— Exercise instructions —
Give the number of lines in the data below that contain "icon", and only that number.

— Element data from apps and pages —
==*==

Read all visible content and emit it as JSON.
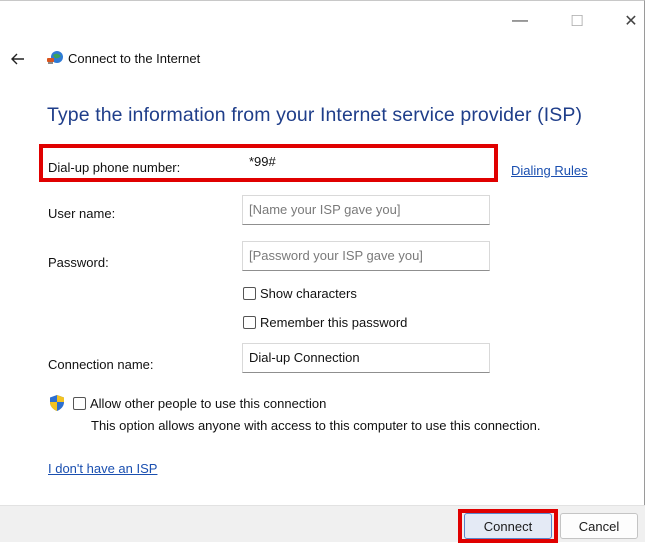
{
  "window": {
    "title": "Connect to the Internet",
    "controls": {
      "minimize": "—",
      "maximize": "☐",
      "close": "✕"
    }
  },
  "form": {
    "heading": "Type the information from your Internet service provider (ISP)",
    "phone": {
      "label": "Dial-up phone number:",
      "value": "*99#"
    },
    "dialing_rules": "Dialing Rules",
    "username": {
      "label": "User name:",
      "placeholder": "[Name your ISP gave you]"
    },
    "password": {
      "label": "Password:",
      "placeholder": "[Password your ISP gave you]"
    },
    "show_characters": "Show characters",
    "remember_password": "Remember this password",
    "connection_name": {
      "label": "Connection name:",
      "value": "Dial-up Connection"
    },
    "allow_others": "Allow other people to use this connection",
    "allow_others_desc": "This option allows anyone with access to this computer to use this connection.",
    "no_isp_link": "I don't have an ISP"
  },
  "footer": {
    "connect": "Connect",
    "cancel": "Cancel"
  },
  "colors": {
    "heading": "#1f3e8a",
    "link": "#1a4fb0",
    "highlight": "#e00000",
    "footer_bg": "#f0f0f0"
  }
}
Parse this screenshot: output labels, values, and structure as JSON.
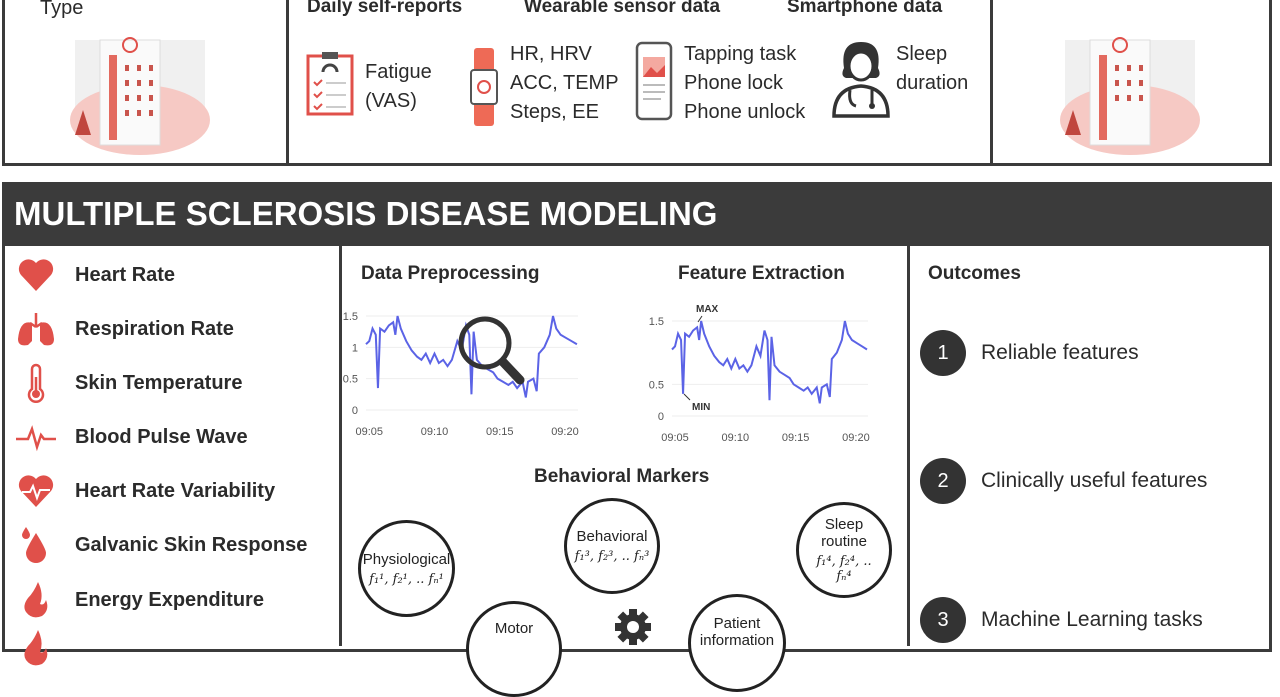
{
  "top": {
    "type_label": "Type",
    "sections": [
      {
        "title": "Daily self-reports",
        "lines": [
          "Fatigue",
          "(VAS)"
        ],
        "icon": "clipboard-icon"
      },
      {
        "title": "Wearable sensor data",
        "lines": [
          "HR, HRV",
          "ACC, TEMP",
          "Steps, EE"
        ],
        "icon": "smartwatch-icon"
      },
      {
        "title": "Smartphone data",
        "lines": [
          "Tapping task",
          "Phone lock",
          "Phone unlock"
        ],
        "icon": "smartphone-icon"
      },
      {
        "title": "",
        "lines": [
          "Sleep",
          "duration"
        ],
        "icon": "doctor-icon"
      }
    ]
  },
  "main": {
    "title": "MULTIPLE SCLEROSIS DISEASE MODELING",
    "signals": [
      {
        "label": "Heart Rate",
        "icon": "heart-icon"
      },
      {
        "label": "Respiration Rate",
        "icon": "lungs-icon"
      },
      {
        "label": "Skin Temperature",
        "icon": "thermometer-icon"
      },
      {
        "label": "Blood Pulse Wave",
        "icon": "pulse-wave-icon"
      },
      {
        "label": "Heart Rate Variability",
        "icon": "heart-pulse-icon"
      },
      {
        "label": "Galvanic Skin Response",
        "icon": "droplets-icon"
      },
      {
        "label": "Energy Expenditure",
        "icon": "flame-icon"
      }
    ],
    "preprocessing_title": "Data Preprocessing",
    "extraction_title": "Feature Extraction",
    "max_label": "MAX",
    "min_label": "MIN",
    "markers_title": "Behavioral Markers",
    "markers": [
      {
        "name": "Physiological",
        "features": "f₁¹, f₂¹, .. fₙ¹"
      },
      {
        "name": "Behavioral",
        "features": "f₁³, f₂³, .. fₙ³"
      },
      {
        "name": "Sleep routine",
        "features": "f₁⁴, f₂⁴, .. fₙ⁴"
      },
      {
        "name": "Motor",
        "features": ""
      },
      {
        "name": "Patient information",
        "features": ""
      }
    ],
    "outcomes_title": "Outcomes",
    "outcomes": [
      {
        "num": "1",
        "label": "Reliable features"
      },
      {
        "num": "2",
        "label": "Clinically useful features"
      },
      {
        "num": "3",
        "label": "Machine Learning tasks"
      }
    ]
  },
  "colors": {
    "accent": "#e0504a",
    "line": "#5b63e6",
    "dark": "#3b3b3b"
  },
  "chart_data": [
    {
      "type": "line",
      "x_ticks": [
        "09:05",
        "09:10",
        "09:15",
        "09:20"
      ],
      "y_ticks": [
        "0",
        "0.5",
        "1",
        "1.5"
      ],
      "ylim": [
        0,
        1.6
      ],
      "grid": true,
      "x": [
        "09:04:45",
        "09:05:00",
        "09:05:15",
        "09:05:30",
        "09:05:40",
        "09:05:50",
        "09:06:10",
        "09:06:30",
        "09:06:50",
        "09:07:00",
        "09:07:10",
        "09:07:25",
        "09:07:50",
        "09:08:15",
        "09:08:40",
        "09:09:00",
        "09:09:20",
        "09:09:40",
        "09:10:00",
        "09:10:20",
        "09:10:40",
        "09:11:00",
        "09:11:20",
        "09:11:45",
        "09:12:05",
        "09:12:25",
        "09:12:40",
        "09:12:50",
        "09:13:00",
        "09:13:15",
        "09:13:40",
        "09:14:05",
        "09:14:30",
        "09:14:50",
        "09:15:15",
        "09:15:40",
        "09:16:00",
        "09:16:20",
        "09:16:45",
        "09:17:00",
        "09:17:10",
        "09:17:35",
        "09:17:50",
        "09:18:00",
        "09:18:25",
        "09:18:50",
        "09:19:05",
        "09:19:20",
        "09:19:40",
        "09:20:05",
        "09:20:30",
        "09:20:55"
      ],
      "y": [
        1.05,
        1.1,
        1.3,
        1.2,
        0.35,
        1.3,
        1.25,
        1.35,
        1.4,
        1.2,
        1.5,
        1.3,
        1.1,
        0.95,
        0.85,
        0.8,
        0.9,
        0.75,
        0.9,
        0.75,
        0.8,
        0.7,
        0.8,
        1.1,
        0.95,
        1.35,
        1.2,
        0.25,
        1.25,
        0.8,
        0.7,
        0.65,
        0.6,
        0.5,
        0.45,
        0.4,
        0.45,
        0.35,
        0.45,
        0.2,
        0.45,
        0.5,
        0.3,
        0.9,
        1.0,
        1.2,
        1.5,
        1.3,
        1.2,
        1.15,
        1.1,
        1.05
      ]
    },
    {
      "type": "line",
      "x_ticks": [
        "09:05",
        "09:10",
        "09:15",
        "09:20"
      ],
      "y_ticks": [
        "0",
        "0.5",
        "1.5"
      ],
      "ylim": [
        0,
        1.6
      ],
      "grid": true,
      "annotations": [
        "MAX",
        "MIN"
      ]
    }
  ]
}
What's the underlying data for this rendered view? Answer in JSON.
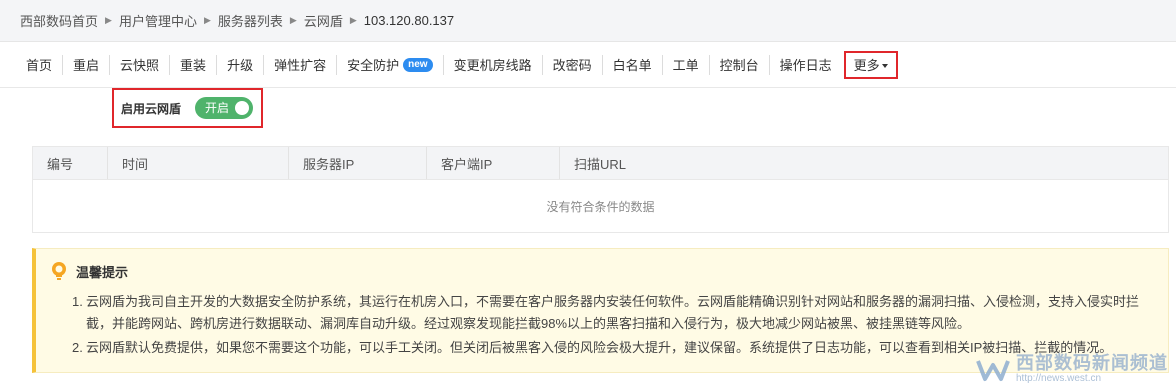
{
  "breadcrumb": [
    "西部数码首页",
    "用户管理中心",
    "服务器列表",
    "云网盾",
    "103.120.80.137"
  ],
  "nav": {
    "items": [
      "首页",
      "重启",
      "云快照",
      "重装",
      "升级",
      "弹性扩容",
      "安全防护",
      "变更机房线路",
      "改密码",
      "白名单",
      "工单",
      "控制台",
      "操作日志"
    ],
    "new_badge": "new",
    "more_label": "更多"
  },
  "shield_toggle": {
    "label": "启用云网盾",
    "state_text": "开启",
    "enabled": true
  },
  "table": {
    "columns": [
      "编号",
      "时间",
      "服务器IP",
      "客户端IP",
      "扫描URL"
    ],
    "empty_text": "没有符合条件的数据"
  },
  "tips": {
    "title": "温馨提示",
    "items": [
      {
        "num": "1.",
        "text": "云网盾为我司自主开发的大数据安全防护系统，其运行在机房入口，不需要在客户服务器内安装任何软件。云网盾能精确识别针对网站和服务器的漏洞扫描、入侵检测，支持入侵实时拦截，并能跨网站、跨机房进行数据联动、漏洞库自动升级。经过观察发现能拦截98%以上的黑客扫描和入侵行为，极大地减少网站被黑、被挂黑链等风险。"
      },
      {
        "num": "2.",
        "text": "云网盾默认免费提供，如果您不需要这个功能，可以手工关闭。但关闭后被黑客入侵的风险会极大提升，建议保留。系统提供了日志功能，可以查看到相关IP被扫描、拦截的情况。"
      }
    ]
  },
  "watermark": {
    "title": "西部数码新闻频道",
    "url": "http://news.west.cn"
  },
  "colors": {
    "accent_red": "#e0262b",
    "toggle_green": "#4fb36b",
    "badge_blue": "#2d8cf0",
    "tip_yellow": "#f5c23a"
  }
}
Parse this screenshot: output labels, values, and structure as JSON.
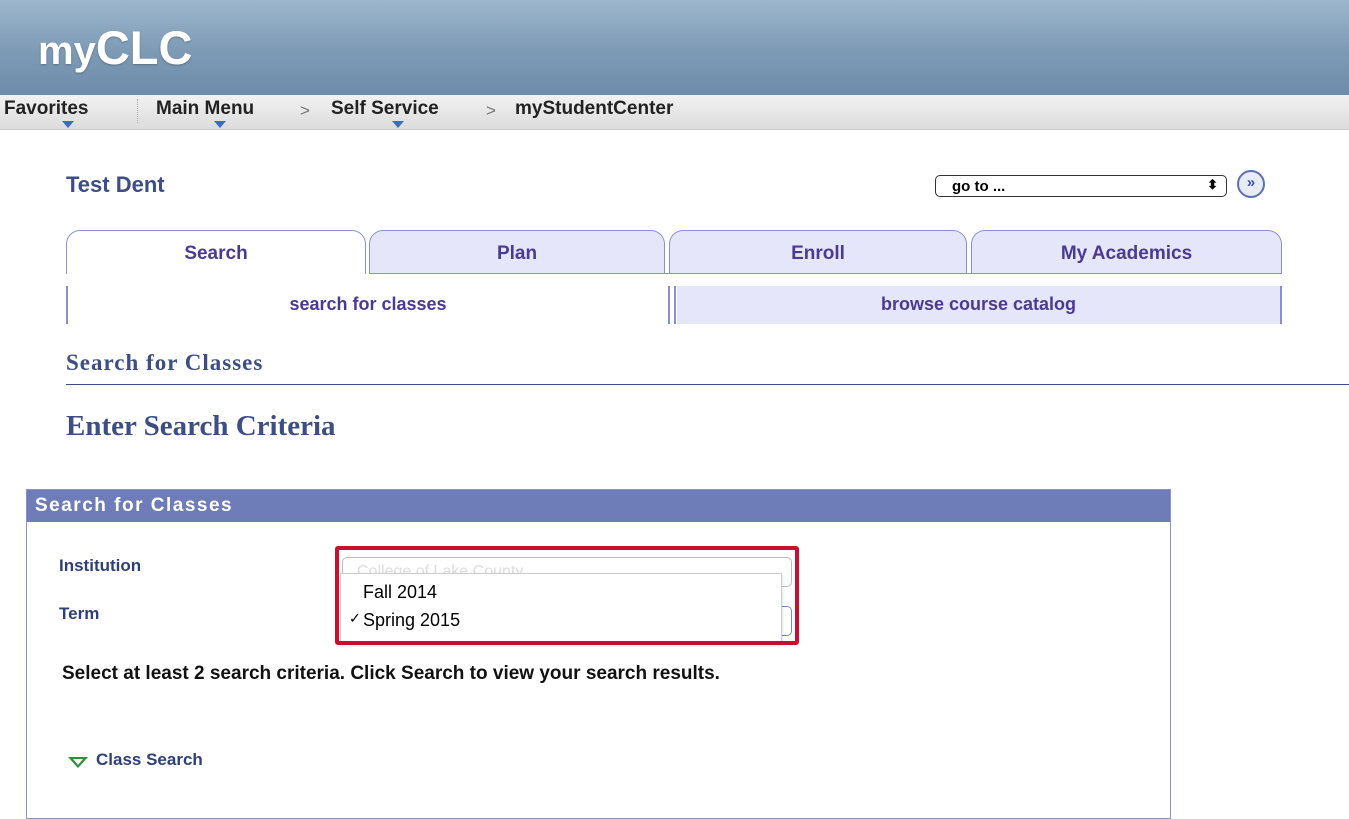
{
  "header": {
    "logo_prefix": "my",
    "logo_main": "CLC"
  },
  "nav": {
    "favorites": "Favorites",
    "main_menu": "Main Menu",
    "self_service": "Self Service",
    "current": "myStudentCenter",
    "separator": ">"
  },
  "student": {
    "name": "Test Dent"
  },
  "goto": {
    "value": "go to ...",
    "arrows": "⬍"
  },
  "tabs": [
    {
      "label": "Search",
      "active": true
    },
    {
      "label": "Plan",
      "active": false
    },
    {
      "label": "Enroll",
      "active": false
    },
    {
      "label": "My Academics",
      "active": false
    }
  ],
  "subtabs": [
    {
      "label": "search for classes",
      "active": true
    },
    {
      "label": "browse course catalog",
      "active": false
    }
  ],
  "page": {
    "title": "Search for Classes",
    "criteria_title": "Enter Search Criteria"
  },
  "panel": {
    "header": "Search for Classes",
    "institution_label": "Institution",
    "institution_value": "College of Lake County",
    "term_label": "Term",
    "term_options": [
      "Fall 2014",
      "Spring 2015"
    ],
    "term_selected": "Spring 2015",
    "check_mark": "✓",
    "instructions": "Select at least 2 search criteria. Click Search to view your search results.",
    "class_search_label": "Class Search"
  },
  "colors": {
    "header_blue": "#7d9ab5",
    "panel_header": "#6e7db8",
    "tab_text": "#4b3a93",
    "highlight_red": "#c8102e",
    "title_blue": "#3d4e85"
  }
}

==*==

— Exercise solution —
11